This, Byron thought, had potential.

"Now," Matthew was saying as Byron looked at the copper pipes that led  down into a sink that was almost three feet long, "as we understand it,  the last people who used this brewery to brew beer upgraded the  workroom. That's where they experimented with ingredients in small  batches."

Byron walked over to the six-burner stove. It was a professional model.  "It's better," he agreed. "But this isn't equipped for restaurant  service. I can't cook on only six burners. It's still a complete  teardown. I'd still be starting from scratch."

There was a pause, then Matthew said, "Isn't that what you want?"


"Yes, well," Chadwick cleared his throat. "We thought that, with your being in Europe for over a year..."

"That you'd be more interested in a fresh start," Serena finished  diplomatically. "A place you could call your own. Where you call the  shots."

Byron stared at his family. "What are you talking about?" But the  question was a dodge. He knew exactly what they were thinking.

That he'd had a job working for Rory McMaken in his flagship  restaurant, Sauce, in Denver and that not only had Byron been thrown out  of the place over what everyone thought were "creative differences" but  that Byron had left the country and gone to France and then Spain  because he couldn't handle the flack McMaken had given him and the  entire Beaumont family on his show on the Foodie TV network.

Too bad they didn't know what had really happened.

Byron's contact with his family had been intentionally limited over the  past twelve months-his twin sister Frances notwithstanding.
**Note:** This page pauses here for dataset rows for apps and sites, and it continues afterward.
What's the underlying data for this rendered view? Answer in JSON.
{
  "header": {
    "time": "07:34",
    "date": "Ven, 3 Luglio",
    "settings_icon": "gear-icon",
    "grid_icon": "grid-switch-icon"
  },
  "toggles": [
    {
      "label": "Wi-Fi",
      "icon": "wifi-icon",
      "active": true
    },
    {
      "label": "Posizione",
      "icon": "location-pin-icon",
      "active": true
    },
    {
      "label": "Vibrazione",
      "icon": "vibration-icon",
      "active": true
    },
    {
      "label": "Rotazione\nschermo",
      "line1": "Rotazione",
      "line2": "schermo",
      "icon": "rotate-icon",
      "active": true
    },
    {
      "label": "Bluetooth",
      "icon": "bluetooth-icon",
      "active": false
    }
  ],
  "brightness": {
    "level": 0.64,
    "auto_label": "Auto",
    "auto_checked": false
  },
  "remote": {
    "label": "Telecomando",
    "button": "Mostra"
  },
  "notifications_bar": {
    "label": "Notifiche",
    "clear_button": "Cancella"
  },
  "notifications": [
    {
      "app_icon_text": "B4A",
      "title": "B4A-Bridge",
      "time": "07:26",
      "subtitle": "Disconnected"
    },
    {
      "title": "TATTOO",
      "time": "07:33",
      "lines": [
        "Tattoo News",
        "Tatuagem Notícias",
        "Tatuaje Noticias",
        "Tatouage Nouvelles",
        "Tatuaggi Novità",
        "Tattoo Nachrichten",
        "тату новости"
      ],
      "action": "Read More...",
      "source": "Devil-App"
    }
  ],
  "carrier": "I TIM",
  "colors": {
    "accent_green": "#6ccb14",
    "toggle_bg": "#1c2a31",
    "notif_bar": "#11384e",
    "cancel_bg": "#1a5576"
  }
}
Nearly all  of the family news had filtered down through Frances. That's how Byron  had learned that Chadwick had not only gotten divorced but had then also  married his secretary and adopted her daughter. And that's how Byron  had learned Phillip was marrying his horse trainer. No doubt, Frances  was the only reason anyone knew where Byron had been.
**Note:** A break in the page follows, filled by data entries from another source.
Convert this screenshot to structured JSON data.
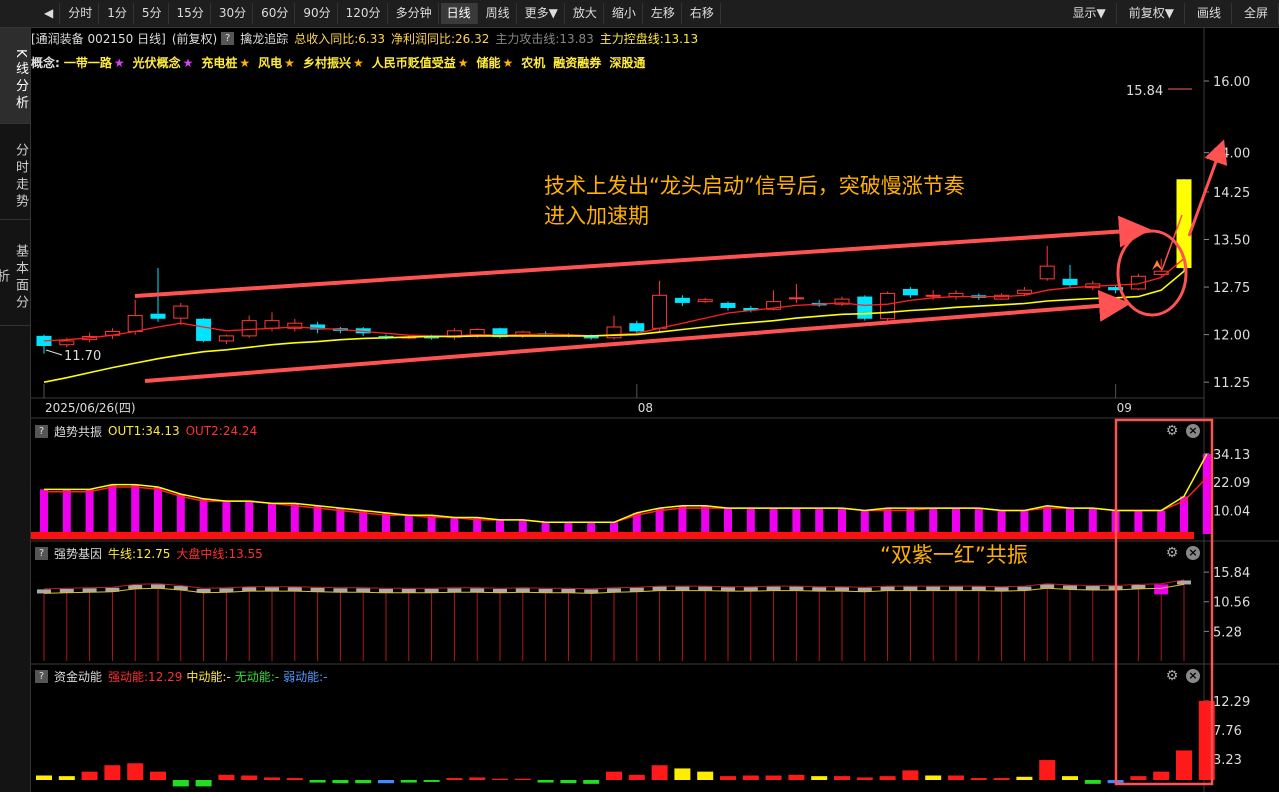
{
  "toolbar": {
    "back_label": "◀",
    "periods": [
      "分时",
      "1分",
      "5分",
      "15分",
      "30分",
      "60分",
      "90分",
      "120分",
      "多分钟",
      "日线",
      "周线",
      "更多▼",
      "放大",
      "缩小",
      "左移",
      "右移"
    ],
    "active_period": "日线",
    "right": [
      "显示▼",
      "前复权▼",
      "画线",
      "全屏"
    ]
  },
  "sidebar": [
    {
      "label": "K线分析",
      "active": true
    },
    {
      "label": "分时走势",
      "active": false
    },
    {
      "label": "基本面分析",
      "active": false
    }
  ],
  "info": {
    "stock": "[通润装备 002150 日线]",
    "adjust": "(前复权)",
    "indicator": "擒龙追踪",
    "revenue": "总收入同比:6.33",
    "profit": "净利润同比:26.32",
    "attack": "主力攻击线:13.83",
    "control": "主力控盘线:13.13"
  },
  "concepts": {
    "label": "概念:",
    "items": [
      {
        "name": "一带一路",
        "star": "★",
        "star_color": "#e040fb"
      },
      {
        "name": "光伏概念",
        "star": "★",
        "star_color": "#e040fb"
      },
      {
        "name": "充电桩",
        "star": "★",
        "star_color": "#ffb300"
      },
      {
        "name": "风电",
        "star": "★",
        "star_color": "#ffb300"
      },
      {
        "name": "乡村振兴",
        "star": "★",
        "star_color": "#ffb300"
      },
      {
        "name": "人民币贬值受益",
        "star": "★",
        "star_color": "#ffb300"
      },
      {
        "name": "储能",
        "star": "★",
        "star_color": "#ffb300"
      },
      {
        "name": "农机",
        "star": "",
        "star_color": ""
      },
      {
        "name": "融资融券",
        "star": "",
        "star_color": ""
      },
      {
        "name": "深股通",
        "star": "",
        "star_color": ""
      }
    ]
  },
  "panels": {
    "p2": {
      "name": "趋势共振",
      "out1": "OUT1:34.13",
      "out2": "OUT2:24.24"
    },
    "p3": {
      "name": "强势基因",
      "bull": "牛线:12.75",
      "mid": "大盘中线:13.55"
    },
    "p4": {
      "name": "资金动能",
      "strong": "强动能:12.29",
      "medium": "中动能:-",
      "none": "无动能:-",
      "weak": "弱动能:-"
    }
  },
  "annotations": {
    "text1": "技术上发出“龙头启动”信号后，突破慢涨节奏",
    "text2": "进入加速期",
    "text3": "“双紫一红”共振",
    "high_label": "15.84",
    "low_label": "11.70"
  },
  "colors": {
    "up": "#ff3b3b",
    "down": "#00e5ff",
    "ma_yellow": "#ffff00",
    "ma_red": "#ff2020",
    "purple": "#ee00ee",
    "annotation": "#ffb000",
    "arrow": "#ff5252"
  },
  "chart_data": [
    {
      "type": "candlestick",
      "ylim": [
        11.0,
        16.3
      ],
      "y_ticks": [
        "16.00",
        "14.00",
        "14.25",
        "13.50",
        "12.75",
        "12.00",
        "11.25"
      ],
      "x_labels": [
        "2025/06/26(四)",
        "08",
        "09"
      ],
      "x_label_index": [
        0,
        26,
        47
      ],
      "candles": [
        {
          "o": 11.98,
          "c": 11.82,
          "h": 12.0,
          "l": 11.7
        },
        {
          "o": 11.84,
          "c": 11.9,
          "h": 11.95,
          "l": 11.8
        },
        {
          "o": 11.92,
          "c": 11.97,
          "h": 12.03,
          "l": 11.88
        },
        {
          "o": 11.99,
          "c": 12.05,
          "h": 12.1,
          "l": 11.93
        },
        {
          "o": 12.05,
          "c": 12.3,
          "h": 12.55,
          "l": 12.0
        },
        {
          "o": 12.33,
          "c": 12.25,
          "h": 13.05,
          "l": 12.2
        },
        {
          "o": 12.26,
          "c": 12.45,
          "h": 12.5,
          "l": 12.15
        },
        {
          "o": 12.25,
          "c": 11.9,
          "h": 12.26,
          "l": 11.88
        },
        {
          "o": 11.9,
          "c": 11.98,
          "h": 12.0,
          "l": 11.85
        },
        {
          "o": 11.98,
          "c": 12.22,
          "h": 12.3,
          "l": 11.95
        },
        {
          "o": 12.1,
          "c": 12.22,
          "h": 12.35,
          "l": 12.05
        },
        {
          "o": 12.1,
          "c": 12.18,
          "h": 12.25,
          "l": 12.05
        },
        {
          "o": 12.16,
          "c": 12.08,
          "h": 12.2,
          "l": 12.02
        },
        {
          "o": 12.1,
          "c": 12.06,
          "h": 12.12,
          "l": 12.02
        },
        {
          "o": 12.1,
          "c": 12.02,
          "h": 12.12,
          "l": 11.98
        },
        {
          "o": 11.98,
          "c": 11.96,
          "h": 12.0,
          "l": 11.92
        },
        {
          "o": 11.96,
          "c": 11.96,
          "h": 11.99,
          "l": 11.93
        },
        {
          "o": 11.98,
          "c": 11.94,
          "h": 12.0,
          "l": 11.92
        },
        {
          "o": 11.96,
          "c": 12.06,
          "h": 12.1,
          "l": 11.92
        },
        {
          "o": 11.98,
          "c": 12.08,
          "h": 12.1,
          "l": 11.95
        },
        {
          "o": 12.1,
          "c": 11.96,
          "h": 12.11,
          "l": 11.94
        },
        {
          "o": 11.98,
          "c": 12.04,
          "h": 12.06,
          "l": 11.95
        },
        {
          "o": 12.02,
          "c": 12.0,
          "h": 12.05,
          "l": 11.97
        },
        {
          "o": 12.0,
          "c": 11.98,
          "h": 12.02,
          "l": 11.96
        },
        {
          "o": 11.98,
          "c": 11.94,
          "h": 12.0,
          "l": 11.92
        },
        {
          "o": 11.95,
          "c": 12.12,
          "h": 12.3,
          "l": 11.92
        },
        {
          "o": 12.18,
          "c": 12.05,
          "h": 12.22,
          "l": 12.0
        },
        {
          "o": 12.1,
          "c": 12.62,
          "h": 12.85,
          "l": 12.05
        },
        {
          "o": 12.58,
          "c": 12.5,
          "h": 12.62,
          "l": 12.45
        },
        {
          "o": 12.52,
          "c": 12.55,
          "h": 12.58,
          "l": 12.5
        },
        {
          "o": 12.5,
          "c": 12.42,
          "h": 12.52,
          "l": 12.38
        },
        {
          "o": 12.42,
          "c": 12.38,
          "h": 12.45,
          "l": 12.35
        },
        {
          "o": 12.4,
          "c": 12.52,
          "h": 12.7,
          "l": 12.38
        },
        {
          "o": 12.58,
          "c": 12.58,
          "h": 12.8,
          "l": 12.5
        },
        {
          "o": 12.5,
          "c": 12.46,
          "h": 12.55,
          "l": 12.44
        },
        {
          "o": 12.48,
          "c": 12.56,
          "h": 12.6,
          "l": 12.45
        },
        {
          "o": 12.6,
          "c": 12.25,
          "h": 12.62,
          "l": 12.22
        },
        {
          "o": 12.25,
          "c": 12.65,
          "h": 12.68,
          "l": 12.22
        },
        {
          "o": 12.72,
          "c": 12.62,
          "h": 12.75,
          "l": 12.58
        },
        {
          "o": 12.62,
          "c": 12.62,
          "h": 12.7,
          "l": 12.55
        },
        {
          "o": 12.6,
          "c": 12.65,
          "h": 12.7,
          "l": 12.55
        },
        {
          "o": 12.62,
          "c": 12.58,
          "h": 12.65,
          "l": 12.55
        },
        {
          "o": 12.56,
          "c": 12.62,
          "h": 12.65,
          "l": 12.55
        },
        {
          "o": 12.65,
          "c": 12.7,
          "h": 12.75,
          "l": 12.62
        },
        {
          "o": 12.88,
          "c": 13.08,
          "h": 13.4,
          "l": 12.85
        },
        {
          "o": 12.88,
          "c": 12.78,
          "h": 13.1,
          "l": 12.75
        },
        {
          "o": 12.74,
          "c": 12.8,
          "h": 12.85,
          "l": 12.7
        },
        {
          "o": 12.75,
          "c": 12.7,
          "h": 12.78,
          "l": 12.65
        },
        {
          "o": 12.72,
          "c": 12.92,
          "h": 12.96,
          "l": 12.7
        },
        {
          "o": 12.95,
          "c": 13.0,
          "h": 13.2,
          "l": 12.92
        },
        {
          "o": 13.05,
          "c": 14.45,
          "h": 14.45,
          "l": 13.0
        }
      ],
      "ma_yellow": [
        11.25,
        11.32,
        11.4,
        11.48,
        11.55,
        11.62,
        11.68,
        11.73,
        11.76,
        11.8,
        11.84,
        11.87,
        11.89,
        11.92,
        11.94,
        11.95,
        11.96,
        11.97,
        11.97,
        11.98,
        11.98,
        11.98,
        11.98,
        11.98,
        11.98,
        11.99,
        12.0,
        12.04,
        12.08,
        12.12,
        12.16,
        12.19,
        12.22,
        12.26,
        12.29,
        12.32,
        12.33,
        12.35,
        12.38,
        12.4,
        12.43,
        12.45,
        12.47,
        12.49,
        12.53,
        12.55,
        12.57,
        12.58,
        12.6,
        12.7,
        13.0
      ],
      "ma_red": [
        11.9,
        11.92,
        11.95,
        11.99,
        12.05,
        12.12,
        12.18,
        12.12,
        12.06,
        12.08,
        12.1,
        12.12,
        12.1,
        12.08,
        12.05,
        12.02,
        11.99,
        11.98,
        11.98,
        12.0,
        11.99,
        12.0,
        12.01,
        12.0,
        11.98,
        12.0,
        12.02,
        12.1,
        12.18,
        12.26,
        12.34,
        12.38,
        12.42,
        12.46,
        12.48,
        12.5,
        12.46,
        12.48,
        12.54,
        12.58,
        12.6,
        12.6,
        12.6,
        12.62,
        12.7,
        12.74,
        12.76,
        12.78,
        12.8,
        12.9,
        13.2
      ]
    },
    {
      "type": "bar",
      "name": "趋势共振",
      "ylim": [
        0,
        40
      ],
      "y_ticks": [
        "34.13",
        "22.09",
        "10.04"
      ],
      "values": [
        19,
        19,
        19,
        21,
        21,
        20,
        17,
        15,
        14,
        14,
        13,
        13,
        12,
        11,
        10,
        9,
        8,
        8,
        7,
        7,
        6,
        6,
        5,
        5,
        5,
        5,
        9,
        11,
        12,
        12,
        11,
        11,
        11,
        11,
        11,
        11,
        10,
        11,
        11,
        11,
        11,
        11,
        10,
        10,
        12,
        11,
        11,
        10,
        10,
        10,
        16,
        34
      ],
      "out2": [
        18,
        18,
        18,
        20,
        20,
        19,
        16,
        14,
        14,
        14,
        13,
        12,
        11,
        10,
        9,
        8,
        8,
        7,
        7,
        6,
        6,
        6,
        5,
        5,
        5,
        5,
        8,
        10,
        11,
        11,
        11,
        11,
        11,
        11,
        11,
        11,
        10,
        10,
        10,
        11,
        11,
        11,
        10,
        10,
        11,
        11,
        11,
        10,
        10,
        10,
        14,
        24
      ]
    },
    {
      "type": "bar",
      "name": "强势基因",
      "ylim": [
        0,
        18
      ],
      "y_ticks": [
        "15.84",
        "10.56",
        "5.28"
      ],
      "values": [
        12.4,
        12.5,
        12.6,
        12.7,
        13.2,
        13.3,
        13.0,
        12.5,
        12.6,
        12.8,
        12.8,
        12.8,
        12.7,
        12.6,
        12.6,
        12.5,
        12.5,
        12.5,
        12.6,
        12.6,
        12.5,
        12.6,
        12.5,
        12.5,
        12.4,
        12.6,
        12.7,
        12.9,
        12.9,
        12.9,
        12.8,
        12.8,
        12.9,
        12.9,
        12.8,
        12.8,
        12.7,
        12.9,
        12.9,
        12.9,
        12.9,
        12.9,
        12.8,
        12.9,
        13.3,
        13.1,
        13.0,
        13.0,
        13.2,
        13.3,
        14.0
      ]
    },
    {
      "type": "bar",
      "name": "资金动能",
      "ylim": [
        0,
        14
      ],
      "y_ticks": [
        "12.29",
        "7.76",
        "3.23"
      ],
      "values": [
        0.7,
        0.6,
        1.3,
        2.3,
        2.6,
        1.3,
        -1.0,
        -1.0,
        0.8,
        0.7,
        0.4,
        0.3,
        -0.4,
        -0.5,
        -0.5,
        -0.5,
        -0.4,
        -0.3,
        0.3,
        0.4,
        0.2,
        0.2,
        -0.4,
        -0.5,
        -0.6,
        1.3,
        0.8,
        2.3,
        1.8,
        1.3,
        0.6,
        0.7,
        0.7,
        0.8,
        0.6,
        0.6,
        0.4,
        0.6,
        1.5,
        0.7,
        0.7,
        0.3,
        0.3,
        0.5,
        3.1,
        0.6,
        -0.6,
        -0.5,
        0.6,
        1.3,
        4.6,
        12.3
      ],
      "value_kind": [
        "y",
        "y",
        "r",
        "r",
        "r",
        "r",
        "g",
        "g",
        "r",
        "r",
        "r",
        "r",
        "g",
        "g",
        "g",
        "b",
        "g",
        "g",
        "r",
        "r",
        "r",
        "r",
        "g",
        "g",
        "g",
        "r",
        "r",
        "r",
        "y",
        "y",
        "r",
        "r",
        "r",
        "r",
        "y",
        "r",
        "r",
        "r",
        "r",
        "y",
        "r",
        "r",
        "r",
        "y",
        "r",
        "y",
        "g",
        "b",
        "r",
        "r",
        "r",
        "r"
      ]
    }
  ]
}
Still, Byron was touched by his family's concern. He'd more or less  gone off the grid to protect them from the fallout of his one great  mistake-Leona Harper. Yet here they were, trying to convince him to  return to Denver by giving him the blank slate he'd been trying to find.

Chadwick started to say something but paused and looked at his wife.  Something unspoken passed between them. Just the sight of it stung Byron  like lemon juice in a paper cut.

"You wouldn't have to get independent financing," Serena told Byron.  "The up-front costs would be covered between the settlement you received  from the sale of the Beaumont Brewery and the capital that Percheron  Drafts can provide."